The idea that these two words weren’t the best words to describe the university experience was mooted by David Phoenix, Vice-Chancellor of London South Bank University, at the 2018 AUA conference.
It struck me as the simplest idea. The relentless discussions about value for money and the student as a consumer can only be impoverished by choosing such reductionist language.
It shackles our idea of what the student gets in return for their money. How can we capture the essence, relationships, learning, growth and challenges that university life brings, by talking about it in such a confined way?
In fact, not only are these two words not the best words to use, they demonstrate the dangerous power of choosing the wrong words.
In an article by Which? University, the first sentence sets the scene:
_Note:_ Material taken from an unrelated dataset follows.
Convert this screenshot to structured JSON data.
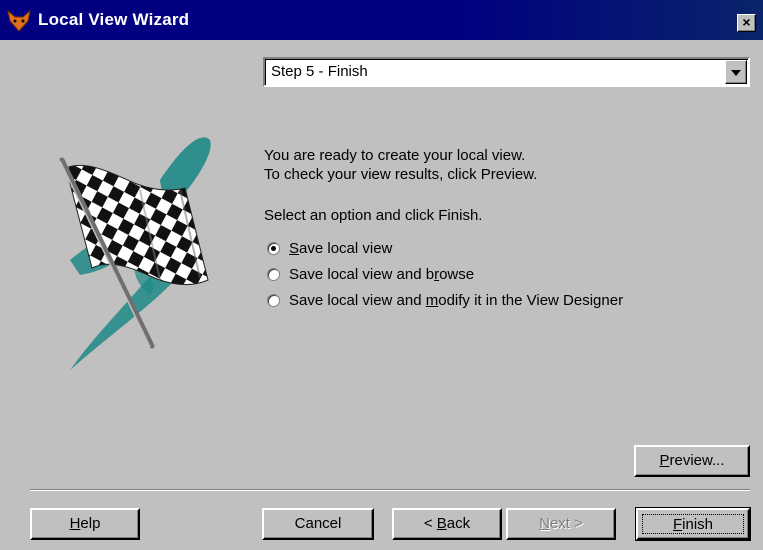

“Just because you’re footing a bigger bill than previous students doesn’t automatically mean you’ll get more for your money.”
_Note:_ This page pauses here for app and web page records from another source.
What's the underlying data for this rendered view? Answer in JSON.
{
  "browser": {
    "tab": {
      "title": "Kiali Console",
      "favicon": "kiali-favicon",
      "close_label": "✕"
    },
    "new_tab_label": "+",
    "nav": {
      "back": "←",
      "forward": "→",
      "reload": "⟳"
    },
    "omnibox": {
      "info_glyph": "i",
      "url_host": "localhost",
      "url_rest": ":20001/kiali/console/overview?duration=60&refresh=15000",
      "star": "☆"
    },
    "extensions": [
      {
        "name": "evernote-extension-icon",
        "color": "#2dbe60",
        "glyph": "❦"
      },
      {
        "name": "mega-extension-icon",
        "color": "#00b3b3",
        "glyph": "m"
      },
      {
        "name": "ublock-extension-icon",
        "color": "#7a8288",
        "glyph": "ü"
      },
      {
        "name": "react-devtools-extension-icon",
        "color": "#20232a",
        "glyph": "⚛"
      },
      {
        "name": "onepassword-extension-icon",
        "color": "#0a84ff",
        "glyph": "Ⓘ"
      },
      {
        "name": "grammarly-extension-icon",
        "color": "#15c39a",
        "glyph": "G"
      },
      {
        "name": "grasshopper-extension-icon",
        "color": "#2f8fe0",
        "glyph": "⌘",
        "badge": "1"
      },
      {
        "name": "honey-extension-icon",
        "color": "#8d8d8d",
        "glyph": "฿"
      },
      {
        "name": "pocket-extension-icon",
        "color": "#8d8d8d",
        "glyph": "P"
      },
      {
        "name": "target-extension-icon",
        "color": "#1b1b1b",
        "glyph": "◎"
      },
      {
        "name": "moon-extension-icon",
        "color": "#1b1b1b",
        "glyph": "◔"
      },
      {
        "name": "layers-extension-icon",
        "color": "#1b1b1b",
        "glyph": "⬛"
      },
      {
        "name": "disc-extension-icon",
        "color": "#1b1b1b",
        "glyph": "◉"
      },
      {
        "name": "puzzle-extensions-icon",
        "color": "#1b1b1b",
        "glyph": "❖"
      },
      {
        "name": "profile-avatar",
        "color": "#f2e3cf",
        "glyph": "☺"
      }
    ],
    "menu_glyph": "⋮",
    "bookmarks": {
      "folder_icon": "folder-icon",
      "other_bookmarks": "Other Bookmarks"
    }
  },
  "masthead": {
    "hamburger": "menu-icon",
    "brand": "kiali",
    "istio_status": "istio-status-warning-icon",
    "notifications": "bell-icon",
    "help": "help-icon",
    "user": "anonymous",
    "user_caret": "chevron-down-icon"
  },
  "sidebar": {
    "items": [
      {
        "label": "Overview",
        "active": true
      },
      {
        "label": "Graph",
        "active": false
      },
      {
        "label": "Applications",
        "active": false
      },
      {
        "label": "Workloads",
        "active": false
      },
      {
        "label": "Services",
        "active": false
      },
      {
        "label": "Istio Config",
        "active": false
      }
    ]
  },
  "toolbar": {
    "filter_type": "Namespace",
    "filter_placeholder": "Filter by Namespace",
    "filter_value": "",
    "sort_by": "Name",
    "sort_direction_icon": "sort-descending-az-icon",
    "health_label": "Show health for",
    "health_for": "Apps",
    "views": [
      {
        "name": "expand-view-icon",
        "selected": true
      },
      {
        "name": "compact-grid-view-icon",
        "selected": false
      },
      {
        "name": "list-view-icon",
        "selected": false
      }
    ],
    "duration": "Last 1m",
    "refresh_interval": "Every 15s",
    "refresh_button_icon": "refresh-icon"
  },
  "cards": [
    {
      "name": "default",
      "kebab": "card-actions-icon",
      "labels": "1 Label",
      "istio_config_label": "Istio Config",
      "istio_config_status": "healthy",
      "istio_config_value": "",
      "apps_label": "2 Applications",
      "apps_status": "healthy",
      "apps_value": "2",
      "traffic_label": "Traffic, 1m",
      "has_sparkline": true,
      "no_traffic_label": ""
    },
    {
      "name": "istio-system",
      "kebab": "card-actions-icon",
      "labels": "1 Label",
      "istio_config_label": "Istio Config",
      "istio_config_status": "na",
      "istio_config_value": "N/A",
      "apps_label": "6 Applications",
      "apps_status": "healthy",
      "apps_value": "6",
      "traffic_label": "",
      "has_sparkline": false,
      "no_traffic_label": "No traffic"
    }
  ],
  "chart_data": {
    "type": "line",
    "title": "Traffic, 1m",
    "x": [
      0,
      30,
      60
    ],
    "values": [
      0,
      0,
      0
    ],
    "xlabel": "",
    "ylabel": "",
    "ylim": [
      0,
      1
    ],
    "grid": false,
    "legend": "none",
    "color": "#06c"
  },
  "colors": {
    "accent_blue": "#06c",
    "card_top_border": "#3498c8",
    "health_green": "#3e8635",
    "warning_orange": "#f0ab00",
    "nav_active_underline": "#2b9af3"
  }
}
The article then goes on to describe what students get (and notably, don’t get) for their money. And so the pervasive idea of getting bang-for-buck grows increasingly attached to these two little words.
And it’s not just what the words describe that’s damaging, but the actual process of exchange: in an article about how tuition fees have ruined university life, lecturer Debbie Lisle said “when you monetise, the ethos changes, the language changes.”
Changing the conversation
‘If you don’t like what’s being said, change the conversation’*
Whilst it’s unlikely we’ll be able to reverse the years of negative debate propagated by linking tuition and fees, there is an opportunity to take charge of the narrative.
One option is to consider what an alternative might be. In his keynote, David Phoenix suggested that the phrase ‘university fees’ better grasped the broader, whole-wheat nature of universities.
University fees, he proposed, acknowledged the idea that students were paying for access to the university as a whole. Perhaps this is only a marginal gain on ‘tuition fees’, but at least it’s something on the table.
Finding words that enhance people’s perception and expectation beyond a money-for-contact hours exchange will be a challenge. How do we find the precisely right words that acknowledge all the good things about university life: the personal expansion and growth of both students and staff; being part of, and contributing to, a community; and being challenged to provoke and question?
Start at the beginning
We need to go back to the beginning. To find our purpose and interrogate why we are here, and why we do what we do. Without this understanding we’re unable to define ourselves, as professionals, universities or as a sector.
This is our opportunity to take responsibility for the narrative that both institutions and higher education can tell. And we need to shout it from the roof tops, not discuss it behind closed doors with policy makers.
We need to choose the words (carefully) that tell the story about our purpose. Because stories connect people in the most fundamentally human way. And if we are to start to change public perception then we need to reach people on a human level.
So here is our starting point. Go back to your mission statement, values and vision. What do they say that is different, authentic, challenging, or even better…exciting?
It’s time to take responsibility for the story we want to tell.
*quote from Don Draper, Mad Men
Louise Clifton is Director of Marketing, Communications and Operations at Invisible Grail. Louise’ s focus is examining the practicalities of how the language we choose to use can impact peoples’ experiences of higher education.